**Activity**
Scan the records for "true". Report each line that includes it.

-- Opening Marker --

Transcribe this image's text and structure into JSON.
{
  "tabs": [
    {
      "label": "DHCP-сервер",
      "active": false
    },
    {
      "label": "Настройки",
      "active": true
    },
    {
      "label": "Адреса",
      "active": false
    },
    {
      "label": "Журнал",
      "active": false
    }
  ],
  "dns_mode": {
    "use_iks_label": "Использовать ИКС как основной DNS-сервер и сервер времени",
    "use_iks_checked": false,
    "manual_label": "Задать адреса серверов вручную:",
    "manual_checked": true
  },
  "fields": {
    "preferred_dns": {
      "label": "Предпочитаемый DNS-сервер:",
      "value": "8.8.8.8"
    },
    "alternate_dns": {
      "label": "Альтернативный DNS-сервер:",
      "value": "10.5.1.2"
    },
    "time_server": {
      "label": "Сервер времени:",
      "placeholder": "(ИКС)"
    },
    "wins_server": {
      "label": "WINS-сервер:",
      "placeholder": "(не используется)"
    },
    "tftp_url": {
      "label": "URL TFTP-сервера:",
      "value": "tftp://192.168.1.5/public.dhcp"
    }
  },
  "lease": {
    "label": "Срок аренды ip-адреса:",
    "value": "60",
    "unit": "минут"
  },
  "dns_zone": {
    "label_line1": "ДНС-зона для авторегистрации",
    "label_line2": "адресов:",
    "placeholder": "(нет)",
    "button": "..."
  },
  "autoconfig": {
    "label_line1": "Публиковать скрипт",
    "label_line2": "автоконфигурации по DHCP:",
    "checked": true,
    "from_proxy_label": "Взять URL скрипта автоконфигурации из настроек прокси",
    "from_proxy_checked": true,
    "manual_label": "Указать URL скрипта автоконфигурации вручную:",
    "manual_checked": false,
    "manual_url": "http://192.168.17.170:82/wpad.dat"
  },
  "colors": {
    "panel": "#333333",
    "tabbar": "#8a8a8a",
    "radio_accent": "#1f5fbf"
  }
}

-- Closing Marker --

**Task answer**
      "active": true
    "manual_checked": true
    "checked": true,
    "from_proxy_checked": true,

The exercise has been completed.